- **Your assignment**: Please repeat the listing exactly, with every line intact.
▬▬▬▬▬▬
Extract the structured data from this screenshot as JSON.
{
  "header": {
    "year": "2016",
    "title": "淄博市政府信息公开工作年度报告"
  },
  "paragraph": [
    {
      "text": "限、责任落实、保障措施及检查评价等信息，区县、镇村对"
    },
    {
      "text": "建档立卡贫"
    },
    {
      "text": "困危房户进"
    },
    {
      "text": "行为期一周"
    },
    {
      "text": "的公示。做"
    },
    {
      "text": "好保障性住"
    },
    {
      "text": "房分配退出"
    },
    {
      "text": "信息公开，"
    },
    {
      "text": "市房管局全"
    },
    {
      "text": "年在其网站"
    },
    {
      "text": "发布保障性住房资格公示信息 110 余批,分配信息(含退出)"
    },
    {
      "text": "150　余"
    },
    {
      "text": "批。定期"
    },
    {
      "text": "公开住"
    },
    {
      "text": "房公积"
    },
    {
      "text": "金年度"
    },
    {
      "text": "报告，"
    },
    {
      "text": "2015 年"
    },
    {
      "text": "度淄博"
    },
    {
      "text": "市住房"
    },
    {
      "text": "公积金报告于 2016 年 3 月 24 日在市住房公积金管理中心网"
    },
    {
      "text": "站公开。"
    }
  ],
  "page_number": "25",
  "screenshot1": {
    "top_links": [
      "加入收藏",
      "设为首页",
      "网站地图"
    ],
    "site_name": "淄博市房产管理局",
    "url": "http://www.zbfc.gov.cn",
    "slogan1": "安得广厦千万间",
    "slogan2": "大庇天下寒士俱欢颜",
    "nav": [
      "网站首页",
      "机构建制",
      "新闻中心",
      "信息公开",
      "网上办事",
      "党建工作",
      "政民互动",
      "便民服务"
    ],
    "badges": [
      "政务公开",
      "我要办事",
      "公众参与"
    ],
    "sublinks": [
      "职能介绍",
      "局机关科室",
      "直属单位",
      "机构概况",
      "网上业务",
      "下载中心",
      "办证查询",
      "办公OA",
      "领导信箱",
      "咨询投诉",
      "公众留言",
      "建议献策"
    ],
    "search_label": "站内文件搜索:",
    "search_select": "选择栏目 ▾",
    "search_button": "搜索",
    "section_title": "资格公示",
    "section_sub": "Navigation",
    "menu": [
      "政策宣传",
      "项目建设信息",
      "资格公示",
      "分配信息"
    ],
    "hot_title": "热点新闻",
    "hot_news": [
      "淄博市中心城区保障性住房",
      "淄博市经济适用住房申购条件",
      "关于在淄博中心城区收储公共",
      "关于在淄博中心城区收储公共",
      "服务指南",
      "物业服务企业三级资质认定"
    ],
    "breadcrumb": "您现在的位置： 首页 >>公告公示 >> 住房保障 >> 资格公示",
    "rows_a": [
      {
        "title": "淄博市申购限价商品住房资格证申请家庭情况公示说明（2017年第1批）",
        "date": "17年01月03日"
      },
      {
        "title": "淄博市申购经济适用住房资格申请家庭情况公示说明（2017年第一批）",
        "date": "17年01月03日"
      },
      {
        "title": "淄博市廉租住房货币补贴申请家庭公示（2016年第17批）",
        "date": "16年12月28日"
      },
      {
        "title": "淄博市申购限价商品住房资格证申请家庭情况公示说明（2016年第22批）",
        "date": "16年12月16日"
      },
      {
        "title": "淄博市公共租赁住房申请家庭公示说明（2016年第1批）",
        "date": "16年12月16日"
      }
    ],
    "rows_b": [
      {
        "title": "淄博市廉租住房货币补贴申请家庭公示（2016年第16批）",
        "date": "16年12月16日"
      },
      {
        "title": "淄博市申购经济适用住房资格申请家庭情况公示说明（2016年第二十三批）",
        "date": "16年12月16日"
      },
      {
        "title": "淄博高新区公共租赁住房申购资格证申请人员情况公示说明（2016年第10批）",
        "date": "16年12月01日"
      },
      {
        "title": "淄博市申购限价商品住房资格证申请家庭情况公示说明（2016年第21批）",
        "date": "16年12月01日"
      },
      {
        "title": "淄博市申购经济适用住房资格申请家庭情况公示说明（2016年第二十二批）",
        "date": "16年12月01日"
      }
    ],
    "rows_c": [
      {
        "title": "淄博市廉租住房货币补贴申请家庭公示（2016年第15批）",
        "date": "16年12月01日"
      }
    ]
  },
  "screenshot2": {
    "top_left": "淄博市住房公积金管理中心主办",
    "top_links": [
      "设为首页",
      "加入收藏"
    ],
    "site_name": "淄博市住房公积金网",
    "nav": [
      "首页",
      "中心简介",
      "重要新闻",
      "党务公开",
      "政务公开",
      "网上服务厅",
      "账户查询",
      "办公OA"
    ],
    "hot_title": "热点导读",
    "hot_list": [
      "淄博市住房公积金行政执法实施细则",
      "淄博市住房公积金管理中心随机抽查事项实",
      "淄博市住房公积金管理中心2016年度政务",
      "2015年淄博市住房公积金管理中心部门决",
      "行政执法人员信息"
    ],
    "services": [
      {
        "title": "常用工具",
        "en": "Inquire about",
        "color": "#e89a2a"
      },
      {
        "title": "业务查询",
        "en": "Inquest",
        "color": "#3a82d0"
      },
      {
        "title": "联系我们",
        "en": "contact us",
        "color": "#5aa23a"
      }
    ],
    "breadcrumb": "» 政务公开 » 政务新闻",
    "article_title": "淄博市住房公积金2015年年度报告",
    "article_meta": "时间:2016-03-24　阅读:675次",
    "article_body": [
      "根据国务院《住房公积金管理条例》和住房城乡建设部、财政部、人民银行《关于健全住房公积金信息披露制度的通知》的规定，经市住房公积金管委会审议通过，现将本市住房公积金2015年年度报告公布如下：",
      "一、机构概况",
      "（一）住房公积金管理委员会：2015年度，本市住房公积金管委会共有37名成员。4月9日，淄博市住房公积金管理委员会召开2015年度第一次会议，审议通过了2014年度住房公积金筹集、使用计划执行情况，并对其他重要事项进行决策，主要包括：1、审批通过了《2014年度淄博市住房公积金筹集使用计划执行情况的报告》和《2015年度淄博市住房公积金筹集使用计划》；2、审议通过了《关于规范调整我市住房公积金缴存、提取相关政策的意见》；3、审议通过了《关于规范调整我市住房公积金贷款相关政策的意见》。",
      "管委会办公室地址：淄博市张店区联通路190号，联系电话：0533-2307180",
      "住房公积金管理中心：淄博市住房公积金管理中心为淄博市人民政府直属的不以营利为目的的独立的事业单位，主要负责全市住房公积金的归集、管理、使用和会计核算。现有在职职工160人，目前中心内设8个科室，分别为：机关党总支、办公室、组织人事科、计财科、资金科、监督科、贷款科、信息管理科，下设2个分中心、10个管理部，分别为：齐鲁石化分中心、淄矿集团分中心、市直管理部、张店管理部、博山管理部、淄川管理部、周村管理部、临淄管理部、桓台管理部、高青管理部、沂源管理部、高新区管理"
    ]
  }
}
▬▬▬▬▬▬
- **Task output**:
Extract the structured data from this screenshot as JSON.
{
  "header": {
    "year": "2016",
    "title": "淄博市政府信息公开工作年度报告"
  },
  "paragraph": [
    {
      "text": "限、责任落实、保障措施及检查评价等信息，区县、镇村对"
    },
    {
      "text": "建档立卡贫"
    },
    {
      "text": "困危房户进"
    },
    {
      "text": "行为期一周"
    },
    {
      "text": "的公示。做"
    },
    {
      "text": "好保障性住"
    },
    {
      "text": "房分配退出"
    },
    {
      "text": "信息公开，"
    },
    {
      "text": "市房管局全"
    },
    {
      "text": "年在其网站"
    },
    {
      "text": "发布保障性住房资格公示信息 110 余批,分配信息(含退出)"
    },
    {
      "text": "150　余"
    },
    {
      "text": "批。定期"
    },
    {
      "text": "公开住"
    },
    {
      "text": "房公积"
    },
    {
      "text": "金年度"
    },
    {
      "text": "报告，"
    },
    {
      "text": "2015 年"
    },
    {
      "text": "度淄博"
    },
    {
      "text": "市住房"
    },
    {
      "text": "公积金报告于 2016 年 3 月 24 日在市住房公积金管理中心网"
    },
    {
      "text": "站公开。"
    }
  ],
  "page_number": "25",
  "screenshot1": {
    "top_links": [
      "加入收藏",
      "设为首页",
      "网站地图"
    ],
    "site_name": "淄博市房产管理局",
    "url": "http://www.zbfc.gov.cn",
    "slogan1": "安得广厦千万间",
    "slogan2": "大庇天下寒士俱欢颜",
    "nav": [
      "网站首页",
      "机构建制",
      "新闻中心",
      "信息公开",
      "网上办事",
      "党建工作",
      "政民互动",
      "便民服务"
    ],
    "badges": [
      "政务公开",
      "我要办事",
      "公众参与"
    ],
    "sublinks": [
      "职能介绍",
      "局机关科室",
      "直属单位",
      "机构概况",
      "网上业务",
      "下载中心",
      "办证查询",
      "办公OA",
      "领导信箱",
      "咨询投诉",
      "公众留言",
      "建议献策"
    ],
    "search_label": "站内文件搜索:",
    "search_select": "选择栏目 ▾",
    "search_button": "搜索",
    "section_title": "资格公示",
    "section_sub": "Navigation",
    "menu": [
      "政策宣传",
      "项目建设信息",
      "资格公示",
      "分配信息"
    ],
    "hot_title": "热点新闻",
    "hot_news": [
      "淄博市中心城区保障性住房",
      "淄博市经济适用住房申购条件",
      "关于在淄博中心城区收储公共",
      "关于在淄博中心城区收储公共",
      "服务指南",
      "物业服务企业三级资质认定"
    ],
    "breadcrumb": "您现在的位置： 首页 >>公告公示 >> 住房保障 >> 资格公示",
    "rows_a": [
      {
        "title": "淄博市申购限价商品住房资格证申请家庭情况公示说明（2017年第1批）",
        "date": "17年01月03日"
      },
      {
        "title": "淄博市申购经济适用住房资格申请家庭情况公示说明（2017年第一批）",
        "date": "17年01月03日"
      },
      {
        "title": "淄博市廉租住房货币补贴申请家庭公示（2016年第17批）",
        "date": "16年12月28日"
      },
      {
        "title": "淄博市申购限价商品住房资格证申请家庭情况公示说明（2016年第22批）",
        "date": "16年12月16日"
      },
      {
        "title": "淄博市公共租赁住房申请家庭公示说明（2016年第1批）",
        "date": "16年12月16日"
      }
    ],
    "rows_b": [
      {
        "title": "淄博市廉租住房货币补贴申请家庭公示（2016年第16批）",
        "date": "16年12月16日"
      },
      {
        "title": "淄博市申购经济适用住房资格申请家庭情况公示说明（2016年第二十三批）",
        "date": "16年12月16日"
      },
      {
        "title": "淄博高新区公共租赁住房申购资格证申请人员情况公示说明（2016年第10批）",
        "date": "16年12月01日"
      },
      {
        "title": "淄博市申购限价商品住房资格证申请家庭情况公示说明（2016年第21批）",
        "date": "16年12月01日"
      },
      {
        "title": "淄博市申购经济适用住房资格申请家庭情况公示说明（2016年第二十二批）",
        "date": "16年12月01日"
      }
    ],
    "rows_c": [
      {
        "title": "淄博市廉租住房货币补贴申请家庭公示（2016年第15批）",
        "date": "16年12月01日"
      }
    ]
  },
  "screenshot2": {
    "top_left": "淄博市住房公积金管理中心主办",
    "top_links": [
      "设为首页",
      "加入收藏"
    ],
    "site_name": "淄博市住房公积金网",
    "nav": [
      "首页",
      "中心简介",
      "重要新闻",
      "党务公开",
      "政务公开",
      "网上服务厅",
      "账户查询",
      "办公OA"
    ],
    "hot_title": "热点导读",
    "hot_list": [
      "淄博市住房公积金行政执法实施细则",
      "淄博市住房公积金管理中心随机抽查事项实",
      "淄博市住房公积金管理中心2016年度政务",
      "2015年淄博市住房公积金管理中心部门决",
      "行政执法人员信息"
    ],
    "services": [
      {
        "title": "常用工具",
        "en": "Inquire about",
        "color": "#e89a2a"
      },
      {
        "title": "业务查询",
        "en": "Inquest",
        "color": "#3a82d0"
      },
      {
        "title": "联系我们",
        "en": "contact us",
        "color": "#5aa23a"
      }
    ],
    "breadcrumb": "» 政务公开 » 政务新闻",
    "article_title": "淄博市住房公积金2015年年度报告",
    "article_meta": "时间:2016-03-24　阅读:675次",
    "article_body": [
      "根据国务院《住房公积金管理条例》和住房城乡建设部、财政部、人民银行《关于健全住房公积金信息披露制度的通知》的规定，经市住房公积金管委会审议通过，现将本市住房公积金2015年年度报告公布如下：",
      "一、机构概况",
      "（一）住房公积金管理委员会：2015年度，本市住房公积金管委会共有37名成员。4月9日，淄博市住房公积金管理委员会召开2015年度第一次会议，审议通过了2014年度住房公积金筹集、使用计划执行情况，并对其他重要事项进行决策，主要包括：1、审批通过了《2014年度淄博市住房公积金筹集使用计划执行情况的报告》和《2015年度淄博市住房公积金筹集使用计划》；2、审议通过了《关于规范调整我市住房公积金缴存、提取相关政策的意见》；3、审议通过了《关于规范调整我市住房公积金贷款相关政策的意见》。",
      "管委会办公室地址：淄博市张店区联通路190号，联系电话：0533-2307180",
      "住房公积金管理中心：淄博市住房公积金管理中心为淄博市人民政府直属的不以营利为目的的独立的事业单位，主要负责全市住房公积金的归集、管理、使用和会计核算。现有在职职工160人，目前中心内设8个科室，分别为：机关党总支、办公室、组织人事科、计财科、资金科、监督科、贷款科、信息管理科，下设2个分中心、10个管理部，分别为：齐鲁石化分中心、淄矿集团分中心、市直管理部、张店管理部、博山管理部、淄川管理部、周村管理部、临淄管理部、桓台管理部、高青管理部、沂源管理部、高新区管理"
    ]
  }
}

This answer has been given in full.